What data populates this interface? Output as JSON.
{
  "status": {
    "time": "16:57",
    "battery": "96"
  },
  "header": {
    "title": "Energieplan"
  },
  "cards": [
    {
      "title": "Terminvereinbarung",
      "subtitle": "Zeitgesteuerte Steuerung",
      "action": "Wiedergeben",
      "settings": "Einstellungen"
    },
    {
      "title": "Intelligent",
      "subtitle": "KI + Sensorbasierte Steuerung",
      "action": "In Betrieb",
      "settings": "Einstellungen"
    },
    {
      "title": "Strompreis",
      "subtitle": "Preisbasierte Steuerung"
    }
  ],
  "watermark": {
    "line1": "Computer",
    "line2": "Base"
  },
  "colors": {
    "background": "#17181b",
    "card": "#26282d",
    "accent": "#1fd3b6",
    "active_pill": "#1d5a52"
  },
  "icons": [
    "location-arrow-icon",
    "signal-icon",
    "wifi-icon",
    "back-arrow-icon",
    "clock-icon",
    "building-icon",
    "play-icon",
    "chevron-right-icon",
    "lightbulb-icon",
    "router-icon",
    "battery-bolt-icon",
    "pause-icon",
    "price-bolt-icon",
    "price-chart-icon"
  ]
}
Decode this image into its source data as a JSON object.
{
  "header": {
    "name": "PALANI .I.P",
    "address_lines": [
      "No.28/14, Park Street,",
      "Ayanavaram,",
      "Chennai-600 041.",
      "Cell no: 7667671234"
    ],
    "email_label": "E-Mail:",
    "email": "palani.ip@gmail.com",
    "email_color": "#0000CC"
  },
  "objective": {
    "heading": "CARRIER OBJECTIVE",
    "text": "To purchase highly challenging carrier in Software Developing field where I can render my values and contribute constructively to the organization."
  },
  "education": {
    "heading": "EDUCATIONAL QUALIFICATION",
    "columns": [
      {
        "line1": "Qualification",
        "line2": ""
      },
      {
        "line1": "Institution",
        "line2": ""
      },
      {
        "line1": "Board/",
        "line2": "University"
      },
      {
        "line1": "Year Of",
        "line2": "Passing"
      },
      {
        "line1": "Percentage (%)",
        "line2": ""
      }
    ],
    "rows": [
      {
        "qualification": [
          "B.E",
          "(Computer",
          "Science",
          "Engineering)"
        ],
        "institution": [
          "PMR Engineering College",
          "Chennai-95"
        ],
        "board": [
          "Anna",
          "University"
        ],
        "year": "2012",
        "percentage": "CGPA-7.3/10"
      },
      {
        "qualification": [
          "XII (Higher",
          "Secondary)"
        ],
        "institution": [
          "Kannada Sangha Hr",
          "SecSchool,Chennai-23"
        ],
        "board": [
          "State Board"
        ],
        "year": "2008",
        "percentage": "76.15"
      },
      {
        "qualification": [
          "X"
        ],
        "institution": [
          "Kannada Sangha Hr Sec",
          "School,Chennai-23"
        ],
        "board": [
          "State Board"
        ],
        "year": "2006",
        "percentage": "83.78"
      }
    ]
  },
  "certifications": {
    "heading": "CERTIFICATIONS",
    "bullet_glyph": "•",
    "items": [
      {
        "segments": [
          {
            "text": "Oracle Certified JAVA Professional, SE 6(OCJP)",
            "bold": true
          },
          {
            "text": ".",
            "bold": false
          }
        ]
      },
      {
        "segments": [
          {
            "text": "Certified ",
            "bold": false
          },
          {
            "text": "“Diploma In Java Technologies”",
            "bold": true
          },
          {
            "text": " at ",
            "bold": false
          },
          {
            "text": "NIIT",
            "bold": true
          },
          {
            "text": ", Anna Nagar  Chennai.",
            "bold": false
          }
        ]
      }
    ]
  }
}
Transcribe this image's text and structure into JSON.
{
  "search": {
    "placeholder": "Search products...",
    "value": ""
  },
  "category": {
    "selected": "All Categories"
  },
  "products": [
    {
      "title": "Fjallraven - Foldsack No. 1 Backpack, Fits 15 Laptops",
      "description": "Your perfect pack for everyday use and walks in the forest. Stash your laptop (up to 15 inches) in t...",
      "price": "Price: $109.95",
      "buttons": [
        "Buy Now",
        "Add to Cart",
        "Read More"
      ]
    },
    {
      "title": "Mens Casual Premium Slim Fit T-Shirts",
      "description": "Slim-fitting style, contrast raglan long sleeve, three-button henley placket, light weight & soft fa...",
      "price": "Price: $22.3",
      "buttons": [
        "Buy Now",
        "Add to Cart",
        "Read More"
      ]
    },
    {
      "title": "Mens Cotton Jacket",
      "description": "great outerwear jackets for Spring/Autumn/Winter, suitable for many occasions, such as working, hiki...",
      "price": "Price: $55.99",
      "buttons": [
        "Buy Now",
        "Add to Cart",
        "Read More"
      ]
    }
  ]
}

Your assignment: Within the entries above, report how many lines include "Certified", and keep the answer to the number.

Solved problem: 2